## Aim of the task
Reproduce the listing word for word, leaving every picture behind.

-- Opening Marker --

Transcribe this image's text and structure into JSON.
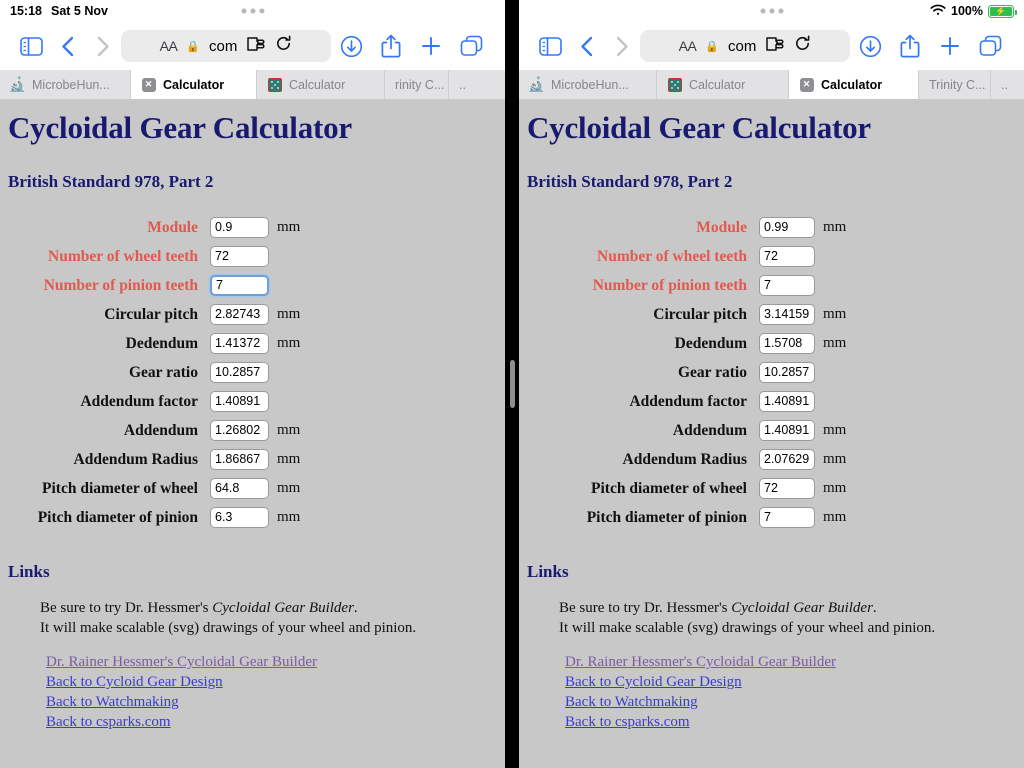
{
  "status": {
    "time": "15:18",
    "date": "Sat 5 Nov",
    "battery_percent": "100%",
    "wifi_icon": "wifi-icon",
    "battery_icon": "battery-charging-icon"
  },
  "toolbar": {
    "sidebar_icon": "sidebar-icon",
    "back_icon": "chevron-left-icon",
    "forward_icon": "chevron-right-icon",
    "aa_label": "AA",
    "lock_icon": "lock-icon",
    "url_text": "com",
    "extension_icon": "puzzle-extension-icon",
    "reload_icon": "reload-icon",
    "download_icon": "download-icon",
    "share_icon": "share-icon",
    "new_tab_icon": "plus-icon",
    "tabs_overview_icon": "tabs-overview-icon"
  },
  "left_pane": {
    "tabs": [
      {
        "label": "MicrobeHun...",
        "icon": "microscope-icon",
        "active": false
      },
      {
        "label": "Calculator",
        "icon": "close-x-icon",
        "active": true
      },
      {
        "label": "Calculator",
        "icon": "dice-favicon",
        "active": false
      },
      {
        "label": "rinity C...",
        "icon": "none",
        "active": false
      },
      {
        "label": "..",
        "icon": "none",
        "active": false
      }
    ],
    "page": {
      "title": "Cycloidal Gear Calculator",
      "subtitle": "British Standard 978, Part 2",
      "rows": [
        {
          "label": "Module",
          "value": "0.9",
          "unit": "mm",
          "editable": true,
          "focused": false
        },
        {
          "label": "Number of wheel teeth",
          "value": "72",
          "unit": "",
          "editable": true,
          "focused": false
        },
        {
          "label": "Number of pinion teeth",
          "value": "7",
          "unit": "",
          "editable": true,
          "focused": true
        },
        {
          "label": "Circular pitch",
          "value": "2.82743",
          "unit": "mm",
          "editable": false,
          "focused": false
        },
        {
          "label": "Dedendum",
          "value": "1.41372",
          "unit": "mm",
          "editable": false,
          "focused": false
        },
        {
          "label": "Gear ratio",
          "value": "10.2857",
          "unit": "",
          "editable": false,
          "focused": false
        },
        {
          "label": "Addendum factor",
          "value": "1.40891",
          "unit": "",
          "editable": false,
          "focused": false
        },
        {
          "label": "Addendum",
          "value": "1.26802",
          "unit": "mm",
          "editable": false,
          "focused": false
        },
        {
          "label": "Addendum Radius",
          "value": "1.86867",
          "unit": "mm",
          "editable": false,
          "focused": false
        },
        {
          "label": "Pitch diameter of wheel",
          "value": "64.8",
          "unit": "mm",
          "editable": false,
          "focused": false
        },
        {
          "label": "Pitch diameter of pinion",
          "value": "6.3",
          "unit": "mm",
          "editable": false,
          "focused": false
        }
      ],
      "links_heading": "Links",
      "para_line1_prefix": "Be sure to try Dr. Hessmer's ",
      "para_line1_em": "Cycloidal Gear Builder",
      "para_line1_suffix": ".",
      "para_line2": "It will make scalable (svg) drawings of your wheel and pinion.",
      "links": [
        {
          "text": "Dr. Rainer Hessmer's Cycloidal Gear Builder ",
          "visited": true
        },
        {
          "text": "Back to Cycloid Gear Design",
          "visited": false
        },
        {
          "text": "Back to Watchmaking",
          "visited": false
        },
        {
          "text": "Back to csparks.com",
          "visited": false
        }
      ]
    }
  },
  "right_pane": {
    "tabs": [
      {
        "label": "MicrobeHun...",
        "icon": "microscope-icon",
        "active": false
      },
      {
        "label": "Calculator",
        "icon": "dice-favicon",
        "active": false
      },
      {
        "label": "Calculator",
        "icon": "close-x-icon",
        "active": true
      },
      {
        "label": "Trinity C...",
        "icon": "none",
        "active": false
      },
      {
        "label": "..",
        "icon": "none",
        "active": false
      }
    ],
    "page": {
      "title": "Cycloidal Gear Calculator",
      "subtitle": "British Standard 978, Part 2",
      "rows": [
        {
          "label": "Module",
          "value": "0.99",
          "unit": "mm",
          "editable": true,
          "focused": false
        },
        {
          "label": "Number of wheel teeth",
          "value": "72",
          "unit": "",
          "editable": true,
          "focused": false
        },
        {
          "label": "Number of pinion teeth",
          "value": "7",
          "unit": "",
          "editable": true,
          "focused": false
        },
        {
          "label": "Circular pitch",
          "value": "3.14159",
          "unit": "mm",
          "editable": false,
          "focused": false
        },
        {
          "label": "Dedendum",
          "value": "1.5708",
          "unit": "mm",
          "editable": false,
          "focused": false
        },
        {
          "label": "Gear ratio",
          "value": "10.2857",
          "unit": "",
          "editable": false,
          "focused": false
        },
        {
          "label": "Addendum factor",
          "value": "1.40891",
          "unit": "",
          "editable": false,
          "focused": false
        },
        {
          "label": "Addendum",
          "value": "1.40891",
          "unit": "mm",
          "editable": false,
          "focused": false
        },
        {
          "label": "Addendum Radius",
          "value": "2.07629",
          "unit": "mm",
          "editable": false,
          "focused": false
        },
        {
          "label": "Pitch diameter of wheel",
          "value": "72",
          "unit": "mm",
          "editable": false,
          "focused": false
        },
        {
          "label": "Pitch diameter of pinion",
          "value": "7",
          "unit": "mm",
          "editable": false,
          "focused": false
        }
      ],
      "links_heading": "Links",
      "para_line1_prefix": "Be sure to try Dr. Hessmer's ",
      "para_line1_em": "Cycloidal Gear Builder",
      "para_line1_suffix": ".",
      "para_line2": "It will make scalable (svg) drawings of your wheel and pinion.",
      "links": [
        {
          "text": "Dr. Rainer Hessmer's Cycloidal Gear Builder ",
          "visited": true
        },
        {
          "text": "Back to Cycloid Gear Design",
          "visited": false
        },
        {
          "text": "Back to Watchmaking",
          "visited": false
        },
        {
          "text": "Back to csparks.com",
          "visited": false
        }
      ]
    }
  },
  "colors": {
    "page_bg": "#c8c8c8",
    "heading": "#191970",
    "input_label": "#e05a4f",
    "link": "#3b3bd0",
    "link_visited": "#7b5ba6",
    "accent": "#3478f6",
    "battery_green": "#2fbf4f"
  }
}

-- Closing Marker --

## Written answer
Transcribe this image's text and structure into JSON.
{
  "status": {
    "time": "15:18",
    "date": "Sat 5 Nov",
    "battery_percent": "100%",
    "wifi_icon": "wifi-icon",
    "battery_icon": "battery-charging-icon"
  },
  "toolbar": {
    "sidebar_icon": "sidebar-icon",
    "back_icon": "chevron-left-icon",
    "forward_icon": "chevron-right-icon",
    "aa_label": "AA",
    "lock_icon": "lock-icon",
    "url_text": "com",
    "extension_icon": "puzzle-extension-icon",
    "reload_icon": "reload-icon",
    "download_icon": "download-icon",
    "share_icon": "share-icon",
    "new_tab_icon": "plus-icon",
    "tabs_overview_icon": "tabs-overview-icon"
  },
  "left_pane": {
    "tabs": [
      {
        "label": "MicrobeHun...",
        "icon": "microscope-icon",
        "active": false
      },
      {
        "label": "Calculator",
        "icon": "close-x-icon",
        "active": true
      },
      {
        "label": "Calculator",
        "icon": "dice-favicon",
        "active": false
      },
      {
        "label": "rinity C...",
        "icon": "none",
        "active": false
      },
      {
        "label": "..",
        "icon": "none",
        "active": false
      }
    ],
    "page": {
      "title": "Cycloidal Gear Calculator",
      "subtitle": "British Standard 978, Part 2",
      "rows": [
        {
          "label": "Module",
          "value": "0.9",
          "unit": "mm",
          "editable": true,
          "focused": false
        },
        {
          "label": "Number of wheel teeth",
          "value": "72",
          "unit": "",
          "editable": true,
          "focused": false
        },
        {
          "label": "Number of pinion teeth",
          "value": "7",
          "unit": "",
          "editable": true,
          "focused": true
        },
        {
          "label": "Circular pitch",
          "value": "2.82743",
          "unit": "mm",
          "editable": false,
          "focused": false
        },
        {
          "label": "Dedendum",
          "value": "1.41372",
          "unit": "mm",
          "editable": false,
          "focused": false
        },
        {
          "label": "Gear ratio",
          "value": "10.2857",
          "unit": "",
          "editable": false,
          "focused": false
        },
        {
          "label": "Addendum factor",
          "value": "1.40891",
          "unit": "",
          "editable": false,
          "focused": false
        },
        {
          "label": "Addendum",
          "value": "1.26802",
          "unit": "mm",
          "editable": false,
          "focused": false
        },
        {
          "label": "Addendum Radius",
          "value": "1.86867",
          "unit": "mm",
          "editable": false,
          "focused": false
        },
        {
          "label": "Pitch diameter of wheel",
          "value": "64.8",
          "unit": "mm",
          "editable": false,
          "focused": false
        },
        {
          "label": "Pitch diameter of pinion",
          "value": "6.3",
          "unit": "mm",
          "editable": false,
          "focused": false
        }
      ],
      "links_heading": "Links",
      "para_line1_prefix": "Be sure to try Dr. Hessmer's ",
      "para_line1_em": "Cycloidal Gear Builder",
      "para_line1_suffix": ".",
      "para_line2": "It will make scalable (svg) drawings of your wheel and pinion.",
      "links": [
        {
          "text": "Dr. Rainer Hessmer's Cycloidal Gear Builder ",
          "visited": true
        },
        {
          "text": "Back to Cycloid Gear Design",
          "visited": false
        },
        {
          "text": "Back to Watchmaking",
          "visited": false
        },
        {
          "text": "Back to csparks.com",
          "visited": false
        }
      ]
    }
  },
  "right_pane": {
    "tabs": [
      {
        "label": "MicrobeHun...",
        "icon": "microscope-icon",
        "active": false
      },
      {
        "label": "Calculator",
        "icon": "dice-favicon",
        "active": false
      },
      {
        "label": "Calculator",
        "icon": "close-x-icon",
        "active": true
      },
      {
        "label": "Trinity C...",
        "icon": "none",
        "active": false
      },
      {
        "label": "..",
        "icon": "none",
        "active": false
      }
    ],
    "page": {
      "title": "Cycloidal Gear Calculator",
      "subtitle": "British Standard 978, Part 2",
      "rows": [
        {
          "label": "Module",
          "value": "0.99",
          "unit": "mm",
          "editable": true,
          "focused": false
        },
        {
          "label": "Number of wheel teeth",
          "value": "72",
          "unit": "",
          "editable": true,
          "focused": false
        },
        {
          "label": "Number of pinion teeth",
          "value": "7",
          "unit": "",
          "editable": true,
          "focused": false
        },
        {
          "label": "Circular pitch",
          "value": "3.14159",
          "unit": "mm",
          "editable": false,
          "focused": false
        },
        {
          "label": "Dedendum",
          "value": "1.5708",
          "unit": "mm",
          "editable": false,
          "focused": false
        },
        {
          "label": "Gear ratio",
          "value": "10.2857",
          "unit": "",
          "editable": false,
          "focused": false
        },
        {
          "label": "Addendum factor",
          "value": "1.40891",
          "unit": "",
          "editable": false,
          "focused": false
        },
        {
          "label": "Addendum",
          "value": "1.40891",
          "unit": "mm",
          "editable": false,
          "focused": false
        },
        {
          "label": "Addendum Radius",
          "value": "2.07629",
          "unit": "mm",
          "editable": false,
          "focused": false
        },
        {
          "label": "Pitch diameter of wheel",
          "value": "72",
          "unit": "mm",
          "editable": false,
          "focused": false
        },
        {
          "label": "Pitch diameter of pinion",
          "value": "7",
          "unit": "mm",
          "editable": false,
          "focused": false
        }
      ],
      "links_heading": "Links",
      "para_line1_prefix": "Be sure to try Dr. Hessmer's ",
      "para_line1_em": "Cycloidal Gear Builder",
      "para_line1_suffix": ".",
      "para_line2": "It will make scalable (svg) drawings of your wheel and pinion.",
      "links": [
        {
          "text": "Dr. Rainer Hessmer's Cycloidal Gear Builder ",
          "visited": true
        },
        {
          "text": "Back to Cycloid Gear Design",
          "visited": false
        },
        {
          "text": "Back to Watchmaking",
          "visited": false
        },
        {
          "text": "Back to csparks.com",
          "visited": false
        }
      ]
    }
  },
  "colors": {
    "page_bg": "#c8c8c8",
    "heading": "#191970",
    "input_label": "#e05a4f",
    "link": "#3b3bd0",
    "link_visited": "#7b5ba6",
    "accent": "#3478f6",
    "battery_green": "#2fbf4f"
  }
}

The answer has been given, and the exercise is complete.